Meanwhile, small churches in rural or impoverished areas of the U.S. are expected to give sacrificially in order to support a global church, which may in turn set priorities and make the decisions for their ministry without their involvement.

Perhaps we need to review what a board might need to be from a global perspective and possibly have sub-committees working regionally.

During the racist days of the Central Jurisdiction, most African-American churches proudly paid their full apportionments, which were often based on membership, not financial viability. Remember, most black communities have historically received income at one-half the income median of white America. But these churches perceived that paying a full share was the reality of full participation and equality.

The General Conference on Finance and Administration recently introduced a formula for Central Conference churches to contribute more equitably, but it will not compare with Jurisdictional giving.

Fourth, Autonomy versus Accountability

Many American churches are deeply involved in mission support and funding, but they do not always find that the funds raised for Africa are used appropriately.

In a few instances, some of the newer conferences have serious financial issues.  In at least one conference in Africa, even GCFA and GBGM, after several audits, are unable to gain restitution for missing funds or accountability of hundreds of thousands of dollars given by U.S. churches.

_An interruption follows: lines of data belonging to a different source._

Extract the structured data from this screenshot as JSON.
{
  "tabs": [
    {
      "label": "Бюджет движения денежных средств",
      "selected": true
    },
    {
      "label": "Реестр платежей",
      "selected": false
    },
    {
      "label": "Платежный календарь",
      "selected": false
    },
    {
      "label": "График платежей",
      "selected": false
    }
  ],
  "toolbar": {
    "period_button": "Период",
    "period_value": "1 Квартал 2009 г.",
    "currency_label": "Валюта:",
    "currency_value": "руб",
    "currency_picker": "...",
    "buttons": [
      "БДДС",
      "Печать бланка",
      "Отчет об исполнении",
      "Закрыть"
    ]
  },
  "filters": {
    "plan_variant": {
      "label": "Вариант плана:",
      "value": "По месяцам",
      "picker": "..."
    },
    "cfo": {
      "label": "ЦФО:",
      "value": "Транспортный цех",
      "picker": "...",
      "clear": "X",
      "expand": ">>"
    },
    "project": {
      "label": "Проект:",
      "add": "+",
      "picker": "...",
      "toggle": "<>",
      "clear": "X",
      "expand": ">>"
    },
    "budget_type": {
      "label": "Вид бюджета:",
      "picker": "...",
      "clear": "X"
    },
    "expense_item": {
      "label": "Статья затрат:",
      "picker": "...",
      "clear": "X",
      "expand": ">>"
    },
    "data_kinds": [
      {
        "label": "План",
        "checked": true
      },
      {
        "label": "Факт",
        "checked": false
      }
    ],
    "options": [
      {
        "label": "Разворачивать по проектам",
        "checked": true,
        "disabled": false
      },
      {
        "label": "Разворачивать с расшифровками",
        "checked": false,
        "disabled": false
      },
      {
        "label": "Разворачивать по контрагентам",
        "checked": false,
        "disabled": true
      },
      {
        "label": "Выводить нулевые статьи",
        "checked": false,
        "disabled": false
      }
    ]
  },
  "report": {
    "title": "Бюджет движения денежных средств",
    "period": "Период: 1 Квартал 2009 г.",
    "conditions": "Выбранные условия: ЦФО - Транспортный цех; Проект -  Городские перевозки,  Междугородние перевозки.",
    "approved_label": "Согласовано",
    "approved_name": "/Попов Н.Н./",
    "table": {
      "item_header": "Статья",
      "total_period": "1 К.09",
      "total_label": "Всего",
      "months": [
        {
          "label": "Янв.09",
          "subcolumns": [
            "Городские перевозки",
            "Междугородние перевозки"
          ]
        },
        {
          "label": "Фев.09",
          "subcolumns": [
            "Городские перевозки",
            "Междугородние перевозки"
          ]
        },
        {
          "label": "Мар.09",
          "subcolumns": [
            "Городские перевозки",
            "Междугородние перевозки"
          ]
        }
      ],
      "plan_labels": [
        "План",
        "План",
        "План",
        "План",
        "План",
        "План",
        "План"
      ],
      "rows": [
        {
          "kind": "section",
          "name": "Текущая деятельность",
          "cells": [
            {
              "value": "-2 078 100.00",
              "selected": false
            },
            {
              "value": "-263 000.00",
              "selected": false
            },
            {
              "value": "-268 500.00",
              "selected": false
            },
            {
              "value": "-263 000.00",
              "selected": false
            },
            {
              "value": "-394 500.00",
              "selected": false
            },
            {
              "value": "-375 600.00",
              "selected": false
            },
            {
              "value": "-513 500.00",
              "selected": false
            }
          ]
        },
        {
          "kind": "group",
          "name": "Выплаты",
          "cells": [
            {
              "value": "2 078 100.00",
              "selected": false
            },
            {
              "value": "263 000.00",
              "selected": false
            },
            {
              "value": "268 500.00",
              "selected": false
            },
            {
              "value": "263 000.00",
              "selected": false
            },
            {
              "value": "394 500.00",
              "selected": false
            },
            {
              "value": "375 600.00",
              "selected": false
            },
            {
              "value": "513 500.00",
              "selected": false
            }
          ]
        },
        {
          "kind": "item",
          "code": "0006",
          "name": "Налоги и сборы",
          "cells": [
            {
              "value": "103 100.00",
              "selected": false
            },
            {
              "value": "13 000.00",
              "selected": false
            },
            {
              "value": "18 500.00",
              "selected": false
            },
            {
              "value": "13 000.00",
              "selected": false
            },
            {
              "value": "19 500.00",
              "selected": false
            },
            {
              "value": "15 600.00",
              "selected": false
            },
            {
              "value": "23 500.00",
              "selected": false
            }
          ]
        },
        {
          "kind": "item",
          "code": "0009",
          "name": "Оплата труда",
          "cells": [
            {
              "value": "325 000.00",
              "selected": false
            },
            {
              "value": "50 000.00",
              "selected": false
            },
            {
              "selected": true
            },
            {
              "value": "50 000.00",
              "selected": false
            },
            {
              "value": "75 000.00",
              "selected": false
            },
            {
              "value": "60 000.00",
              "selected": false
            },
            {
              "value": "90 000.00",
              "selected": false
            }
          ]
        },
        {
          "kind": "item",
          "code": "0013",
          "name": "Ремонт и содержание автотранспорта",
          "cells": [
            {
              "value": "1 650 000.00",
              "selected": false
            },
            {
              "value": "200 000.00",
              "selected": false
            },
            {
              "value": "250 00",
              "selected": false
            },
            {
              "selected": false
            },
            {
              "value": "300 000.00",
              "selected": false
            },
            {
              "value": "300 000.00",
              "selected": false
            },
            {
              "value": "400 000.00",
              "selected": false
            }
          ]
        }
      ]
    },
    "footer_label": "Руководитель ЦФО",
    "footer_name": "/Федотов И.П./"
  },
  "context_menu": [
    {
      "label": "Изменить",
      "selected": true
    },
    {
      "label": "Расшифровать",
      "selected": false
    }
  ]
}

There seems to be no Disciplinary process for global accountability. Can we be global if part of the church is not accountable?

A similar concern is assuring membership statistics are accurate.  How can we be assured that such statistics are valid without the resources and personnel to implement a membership audit?

When I visited Africa, I had no doubt that the church was growing rapidly.  However, no one was counting, or even knew the names of, many of the attendees. Instead, the pastor estimated the number present in what we used to call “a preacher’s count.” However, the General Church is using these soft statistics to determine representation on boards, agencies, committees and even the General Conference.
I would hope that GBGM would offer a membership audit before 2020 to assure correct proportionate representation, before the implementation of new areas and the fair distribution of resources.

Fifth, how do we address cultural diversity?

To be a global church is to understand that the cultural and governmental systems are very different in a given continent. How does a global church fairly relate to multiple cultural and political styles and issues in its Social Principles or proclamations?

While I lift up a number of questions, my greater concern is that we are not addressing realistically how to be a global church.  Do we need a model like the World Methodist Council, or regional bodies with some kind of semi-autonomy?  Even the proposed Global Discipline is limited in scope. I would suggest that any Social Principles need to be based on the geographical/social/political climate to which it is addressed.

I am certain that absolute solutions will not be found in legislative action. We must seek a methodology of living together in a diverse world and a diverse church.  It would also help to study church history, and how the church has survived and thrived amidst divisions of theology, culture, and race. And, as we await what the Lord will do, let us pray that we all may be one in Christ Jesus.